=== Records supplied ===

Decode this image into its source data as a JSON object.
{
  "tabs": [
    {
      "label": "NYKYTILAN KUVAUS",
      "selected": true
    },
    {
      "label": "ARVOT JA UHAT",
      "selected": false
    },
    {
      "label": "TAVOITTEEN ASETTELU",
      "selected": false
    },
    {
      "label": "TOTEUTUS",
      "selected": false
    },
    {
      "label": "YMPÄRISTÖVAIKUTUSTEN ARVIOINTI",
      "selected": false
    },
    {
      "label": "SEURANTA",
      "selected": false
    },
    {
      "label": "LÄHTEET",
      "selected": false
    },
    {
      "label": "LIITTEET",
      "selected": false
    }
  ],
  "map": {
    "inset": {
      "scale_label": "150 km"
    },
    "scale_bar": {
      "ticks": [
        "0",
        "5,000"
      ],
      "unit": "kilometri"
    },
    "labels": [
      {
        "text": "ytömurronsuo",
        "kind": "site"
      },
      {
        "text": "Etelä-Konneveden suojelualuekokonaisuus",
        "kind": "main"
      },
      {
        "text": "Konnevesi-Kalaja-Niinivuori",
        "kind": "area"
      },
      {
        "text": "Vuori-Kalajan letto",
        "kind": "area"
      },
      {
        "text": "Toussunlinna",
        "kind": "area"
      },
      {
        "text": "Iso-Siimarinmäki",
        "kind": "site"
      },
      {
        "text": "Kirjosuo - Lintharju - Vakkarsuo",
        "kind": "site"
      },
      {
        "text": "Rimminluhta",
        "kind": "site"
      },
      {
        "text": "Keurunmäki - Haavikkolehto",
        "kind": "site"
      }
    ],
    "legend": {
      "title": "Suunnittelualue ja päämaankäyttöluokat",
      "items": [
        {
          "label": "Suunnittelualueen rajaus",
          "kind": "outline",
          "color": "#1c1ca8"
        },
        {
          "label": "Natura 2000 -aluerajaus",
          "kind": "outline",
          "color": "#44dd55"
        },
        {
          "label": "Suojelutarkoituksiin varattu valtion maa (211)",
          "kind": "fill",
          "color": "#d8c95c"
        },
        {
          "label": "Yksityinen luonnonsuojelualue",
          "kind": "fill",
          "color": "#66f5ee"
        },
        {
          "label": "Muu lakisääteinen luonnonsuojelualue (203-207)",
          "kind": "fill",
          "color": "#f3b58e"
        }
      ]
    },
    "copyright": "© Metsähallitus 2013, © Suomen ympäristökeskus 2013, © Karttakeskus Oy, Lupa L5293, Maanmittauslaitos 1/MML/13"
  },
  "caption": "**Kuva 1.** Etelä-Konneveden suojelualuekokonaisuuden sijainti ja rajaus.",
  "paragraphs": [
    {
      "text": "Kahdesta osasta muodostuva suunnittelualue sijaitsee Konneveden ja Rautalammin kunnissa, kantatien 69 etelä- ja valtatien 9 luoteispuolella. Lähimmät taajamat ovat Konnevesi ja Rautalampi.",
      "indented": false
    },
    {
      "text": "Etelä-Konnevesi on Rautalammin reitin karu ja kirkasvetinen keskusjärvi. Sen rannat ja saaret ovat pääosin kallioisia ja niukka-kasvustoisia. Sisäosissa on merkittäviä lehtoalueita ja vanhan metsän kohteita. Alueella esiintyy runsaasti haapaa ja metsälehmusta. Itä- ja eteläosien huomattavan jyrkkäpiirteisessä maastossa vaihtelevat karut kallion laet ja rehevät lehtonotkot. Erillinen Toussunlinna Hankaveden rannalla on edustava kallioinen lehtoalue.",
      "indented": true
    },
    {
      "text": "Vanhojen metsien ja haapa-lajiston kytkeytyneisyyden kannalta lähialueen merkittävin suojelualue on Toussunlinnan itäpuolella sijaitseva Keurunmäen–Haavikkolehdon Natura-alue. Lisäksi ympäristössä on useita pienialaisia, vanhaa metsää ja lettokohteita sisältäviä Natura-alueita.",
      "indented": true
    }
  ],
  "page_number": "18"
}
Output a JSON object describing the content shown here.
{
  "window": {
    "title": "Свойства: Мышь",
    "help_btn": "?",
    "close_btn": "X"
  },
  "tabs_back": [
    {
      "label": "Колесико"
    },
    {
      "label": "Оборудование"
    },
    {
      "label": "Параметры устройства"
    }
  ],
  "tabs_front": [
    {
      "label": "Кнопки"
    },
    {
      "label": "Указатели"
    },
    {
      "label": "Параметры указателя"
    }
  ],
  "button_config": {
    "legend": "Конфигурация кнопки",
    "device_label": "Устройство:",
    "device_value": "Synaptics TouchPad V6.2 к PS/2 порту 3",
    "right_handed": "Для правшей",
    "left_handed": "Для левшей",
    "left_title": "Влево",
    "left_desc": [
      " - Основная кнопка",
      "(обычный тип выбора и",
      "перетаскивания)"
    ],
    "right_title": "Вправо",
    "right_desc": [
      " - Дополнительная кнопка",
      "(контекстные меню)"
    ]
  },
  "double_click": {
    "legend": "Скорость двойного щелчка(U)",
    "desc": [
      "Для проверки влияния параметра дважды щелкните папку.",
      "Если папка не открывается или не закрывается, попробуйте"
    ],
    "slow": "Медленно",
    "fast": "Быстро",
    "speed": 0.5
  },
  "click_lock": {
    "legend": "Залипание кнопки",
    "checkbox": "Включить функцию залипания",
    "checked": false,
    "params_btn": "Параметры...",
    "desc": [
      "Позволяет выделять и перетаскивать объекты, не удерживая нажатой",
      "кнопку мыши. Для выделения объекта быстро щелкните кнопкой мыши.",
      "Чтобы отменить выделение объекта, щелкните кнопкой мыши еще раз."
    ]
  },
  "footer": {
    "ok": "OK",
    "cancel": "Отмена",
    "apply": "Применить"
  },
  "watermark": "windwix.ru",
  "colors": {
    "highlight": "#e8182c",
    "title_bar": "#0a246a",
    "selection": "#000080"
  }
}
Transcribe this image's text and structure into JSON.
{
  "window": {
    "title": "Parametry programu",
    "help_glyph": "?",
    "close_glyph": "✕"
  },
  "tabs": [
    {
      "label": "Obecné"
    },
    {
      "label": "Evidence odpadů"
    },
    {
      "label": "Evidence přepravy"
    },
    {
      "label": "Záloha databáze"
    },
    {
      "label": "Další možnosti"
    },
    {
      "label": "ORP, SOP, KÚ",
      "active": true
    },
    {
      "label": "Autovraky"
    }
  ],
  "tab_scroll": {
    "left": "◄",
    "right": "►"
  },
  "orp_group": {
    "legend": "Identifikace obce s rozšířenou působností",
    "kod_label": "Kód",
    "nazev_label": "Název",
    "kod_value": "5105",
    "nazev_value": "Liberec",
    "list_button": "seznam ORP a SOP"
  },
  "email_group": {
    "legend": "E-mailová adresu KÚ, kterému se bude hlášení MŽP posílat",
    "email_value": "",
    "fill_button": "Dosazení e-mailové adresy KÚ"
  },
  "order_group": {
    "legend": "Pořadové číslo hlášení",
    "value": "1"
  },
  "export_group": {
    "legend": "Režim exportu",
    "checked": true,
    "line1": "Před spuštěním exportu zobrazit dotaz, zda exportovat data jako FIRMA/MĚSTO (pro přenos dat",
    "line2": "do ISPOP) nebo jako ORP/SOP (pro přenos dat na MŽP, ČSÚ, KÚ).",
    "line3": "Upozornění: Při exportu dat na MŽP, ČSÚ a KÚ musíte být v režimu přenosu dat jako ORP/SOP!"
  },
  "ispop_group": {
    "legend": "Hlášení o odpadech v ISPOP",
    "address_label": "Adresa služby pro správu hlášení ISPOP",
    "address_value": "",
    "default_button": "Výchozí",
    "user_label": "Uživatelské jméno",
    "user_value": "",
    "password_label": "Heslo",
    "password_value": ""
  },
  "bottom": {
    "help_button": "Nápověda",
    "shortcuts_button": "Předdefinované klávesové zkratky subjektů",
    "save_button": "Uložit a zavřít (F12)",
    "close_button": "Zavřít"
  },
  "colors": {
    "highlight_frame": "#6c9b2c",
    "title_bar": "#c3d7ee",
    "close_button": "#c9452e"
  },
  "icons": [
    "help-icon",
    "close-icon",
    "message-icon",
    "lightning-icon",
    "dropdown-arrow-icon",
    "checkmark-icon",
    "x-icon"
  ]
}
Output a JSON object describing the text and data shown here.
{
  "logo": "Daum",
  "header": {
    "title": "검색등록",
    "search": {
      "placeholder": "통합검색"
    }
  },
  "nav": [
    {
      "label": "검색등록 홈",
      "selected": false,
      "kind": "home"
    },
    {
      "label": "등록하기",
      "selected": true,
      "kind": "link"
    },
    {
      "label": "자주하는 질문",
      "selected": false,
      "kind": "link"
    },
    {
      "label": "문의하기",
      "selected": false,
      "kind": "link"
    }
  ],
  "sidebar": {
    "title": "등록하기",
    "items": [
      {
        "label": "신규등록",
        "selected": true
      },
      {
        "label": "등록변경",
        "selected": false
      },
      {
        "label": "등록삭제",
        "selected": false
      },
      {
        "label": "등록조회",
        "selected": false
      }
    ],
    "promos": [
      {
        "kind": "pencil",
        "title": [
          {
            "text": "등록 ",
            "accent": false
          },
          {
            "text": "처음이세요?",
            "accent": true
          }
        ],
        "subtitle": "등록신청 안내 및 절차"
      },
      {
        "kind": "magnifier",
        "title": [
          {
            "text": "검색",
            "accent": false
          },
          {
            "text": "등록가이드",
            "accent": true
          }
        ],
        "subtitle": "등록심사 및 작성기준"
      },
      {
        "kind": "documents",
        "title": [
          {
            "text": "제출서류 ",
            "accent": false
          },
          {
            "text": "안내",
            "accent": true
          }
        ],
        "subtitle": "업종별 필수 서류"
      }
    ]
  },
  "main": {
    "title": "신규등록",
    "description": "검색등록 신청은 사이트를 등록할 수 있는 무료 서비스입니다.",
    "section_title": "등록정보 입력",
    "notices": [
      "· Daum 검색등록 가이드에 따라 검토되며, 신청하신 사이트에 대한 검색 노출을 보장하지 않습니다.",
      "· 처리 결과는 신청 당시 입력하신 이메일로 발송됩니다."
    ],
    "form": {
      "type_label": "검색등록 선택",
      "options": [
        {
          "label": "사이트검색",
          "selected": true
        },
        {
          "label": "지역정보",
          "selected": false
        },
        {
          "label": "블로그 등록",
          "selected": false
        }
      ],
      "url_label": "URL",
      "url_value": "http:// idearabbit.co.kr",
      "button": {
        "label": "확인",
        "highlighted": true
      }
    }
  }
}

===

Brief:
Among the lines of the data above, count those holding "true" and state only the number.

Task response:
12